___ DATA FOR PROCESSING

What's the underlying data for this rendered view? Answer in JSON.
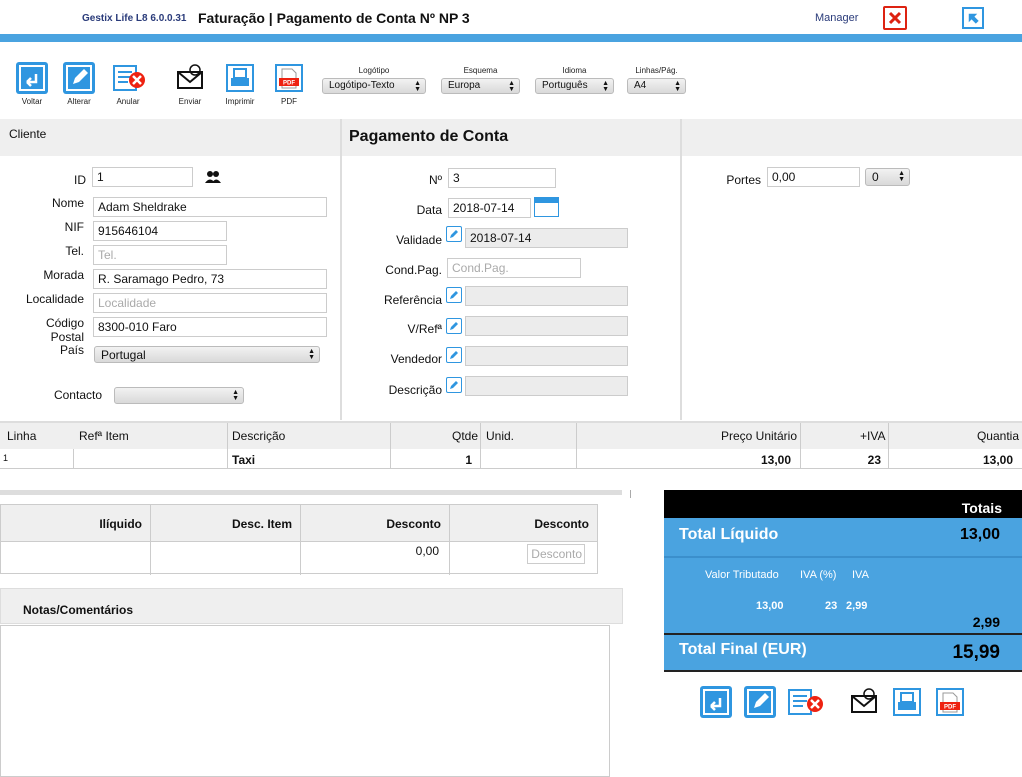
{
  "header": {
    "app_name": "Gestix Life L8 6.0.0.31",
    "title": "Faturação | Pagamento de Conta Nº NP 3",
    "user": "Manager"
  },
  "toolbar": {
    "back": "Voltar",
    "edit": "Alterar",
    "cancel": "Anular",
    "send": "Enviar",
    "print": "Imprimir",
    "pdf": "PDF"
  },
  "selects": {
    "logo": {
      "label": "Logótipo",
      "value": "Logótipo-Texto"
    },
    "scheme": {
      "label": "Esquema",
      "value": "Europa"
    },
    "language": {
      "label": "Idioma",
      "value": "Português"
    },
    "lines": {
      "label": "Linhas/Pág.",
      "value": "A4"
    }
  },
  "client": {
    "heading": "Cliente",
    "id_label": "ID",
    "id_value": "1",
    "name_label": "Nome",
    "name_value": "Adam Sheldrake",
    "nif_label": "NIF",
    "nif_value": "915646104",
    "tel_label": "Tel.",
    "tel_placeholder": "Tel.",
    "address_label": "Morada",
    "address_value": "R. Saramago Pedro, 73",
    "locality_label": "Localidade",
    "locality_placeholder": "Localidade",
    "postal_label_1": "Código",
    "postal_label_2": "Postal",
    "postal_value": "8300-010 Faro",
    "country_label": "País",
    "country_value": "Portugal",
    "contact_label": "Contacto",
    "contact_value": ""
  },
  "document": {
    "heading": "Pagamento de Conta",
    "number_label": "Nº",
    "number_value": "3",
    "date_label": "Data",
    "date_value": "2018-07-14",
    "validity_label": "Validade",
    "validity_value": "2018-07-14",
    "payment_label": "Cond.Pag.",
    "payment_placeholder": "Cond.Pag.",
    "reference_label": "Referência",
    "reference_value": "",
    "yourref_label": "V/Refª",
    "yourref_value": "",
    "seller_label": "Vendedor",
    "seller_value": "",
    "description_label": "Descrição",
    "description_value": ""
  },
  "shipping": {
    "label": "Portes",
    "value": "0,00",
    "vat_value": "0"
  },
  "lines": {
    "headers": {
      "line": "Linha",
      "ref": "Refª Item",
      "desc": "Descrição",
      "qty": "Qtde",
      "unit": "Unid.",
      "price": "Preço Unitário",
      "vat": "+IVA",
      "amount": "Quantia"
    },
    "rows": [
      {
        "line": "1",
        "ref": "",
        "desc": "Taxi",
        "qty": "1",
        "unit": "",
        "price": "13,00",
        "vat": "23",
        "amount": "13,00"
      }
    ]
  },
  "discounts": {
    "h_net": "Ilíquido",
    "h_item_disc": "Desc. Item",
    "h_disc": "Desconto",
    "h_disc2": "Desconto",
    "v_net": "",
    "v_item_disc": "",
    "v_disc": "0,00",
    "disc_placeholder": "Desconto"
  },
  "notes": {
    "heading": "Notas/Comentários"
  },
  "totals": {
    "heading": "Totais",
    "net_label": "Total Líquido",
    "net_value": "13,00",
    "taxed_label": "Valor Tributado",
    "vat_pct_label": "IVA (%)",
    "vat_label": "IVA",
    "taxed_value": "13,00",
    "vat_pct_value": "23",
    "vat_value": "2,99",
    "vat_total": "2,99",
    "final_label": "Total Final (EUR)",
    "final_value": "15,99"
  },
  "colors": {
    "accent": "#4aa3e0",
    "icon_blue": "#2f96e0",
    "danger": "#dd2211"
  }
}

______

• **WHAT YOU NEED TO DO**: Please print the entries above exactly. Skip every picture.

• **FINISHED EXERCISE**:
What's the underlying data for this rendered view? Answer in JSON.
{
  "header": {
    "app_name": "Gestix Life L8 6.0.0.31",
    "title": "Faturação | Pagamento de Conta Nº NP 3",
    "user": "Manager"
  },
  "toolbar": {
    "back": "Voltar",
    "edit": "Alterar",
    "cancel": "Anular",
    "send": "Enviar",
    "print": "Imprimir",
    "pdf": "PDF"
  },
  "selects": {
    "logo": {
      "label": "Logótipo",
      "value": "Logótipo-Texto"
    },
    "scheme": {
      "label": "Esquema",
      "value": "Europa"
    },
    "language": {
      "label": "Idioma",
      "value": "Português"
    },
    "lines": {
      "label": "Linhas/Pág.",
      "value": "A4"
    }
  },
  "client": {
    "heading": "Cliente",
    "id_label": "ID",
    "id_value": "1",
    "name_label": "Nome",
    "name_value": "Adam Sheldrake",
    "nif_label": "NIF",
    "nif_value": "915646104",
    "tel_label": "Tel.",
    "tel_placeholder": "Tel.",
    "address_label": "Morada",
    "address_value": "R. Saramago Pedro, 73",
    "locality_label": "Localidade",
    "locality_placeholder": "Localidade",
    "postal_label_1": "Código",
    "postal_label_2": "Postal",
    "postal_value": "8300-010 Faro",
    "country_label": "País",
    "country_value": "Portugal",
    "contact_label": "Contacto",
    "contact_value": ""
  },
  "document": {
    "heading": "Pagamento de Conta",
    "number_label": "Nº",
    "number_value": "3",
    "date_label": "Data",
    "date_value": "2018-07-14",
    "validity_label": "Validade",
    "validity_value": "2018-07-14",
    "payment_label": "Cond.Pag.",
    "payment_placeholder": "Cond.Pag.",
    "reference_label": "Referência",
    "reference_value": "",
    "yourref_label": "V/Refª",
    "yourref_value": "",
    "seller_label": "Vendedor",
    "seller_value": "",
    "description_label": "Descrição",
    "description_value": ""
  },
  "shipping": {
    "label": "Portes",
    "value": "0,00",
    "vat_value": "0"
  },
  "lines": {
    "headers": {
      "line": "Linha",
      "ref": "Refª Item",
      "desc": "Descrição",
      "qty": "Qtde",
      "unit": "Unid.",
      "price": "Preço Unitário",
      "vat": "+IVA",
      "amount": "Quantia"
    },
    "rows": [
      {
        "line": "1",
        "ref": "",
        "desc": "Taxi",
        "qty": "1",
        "unit": "",
        "price": "13,00",
        "vat": "23",
        "amount": "13,00"
      }
    ]
  },
  "discounts": {
    "h_net": "Ilíquido",
    "h_item_disc": "Desc. Item",
    "h_disc": "Desconto",
    "h_disc2": "Desconto",
    "v_net": "",
    "v_item_disc": "",
    "v_disc": "0,00",
    "disc_placeholder": "Desconto"
  },
  "notes": {
    "heading": "Notas/Comentários"
  },
  "totals": {
    "heading": "Totais",
    "net_label": "Total Líquido",
    "net_value": "13,00",
    "taxed_label": "Valor Tributado",
    "vat_pct_label": "IVA (%)",
    "vat_label": "IVA",
    "taxed_value": "13,00",
    "vat_pct_value": "23",
    "vat_value": "2,99",
    "vat_total": "2,99",
    "final_label": "Total Final (EUR)",
    "final_value": "15,99"
  },
  "colors": {
    "accent": "#4aa3e0",
    "icon_blue": "#2f96e0",
    "danger": "#dd2211"
  }
}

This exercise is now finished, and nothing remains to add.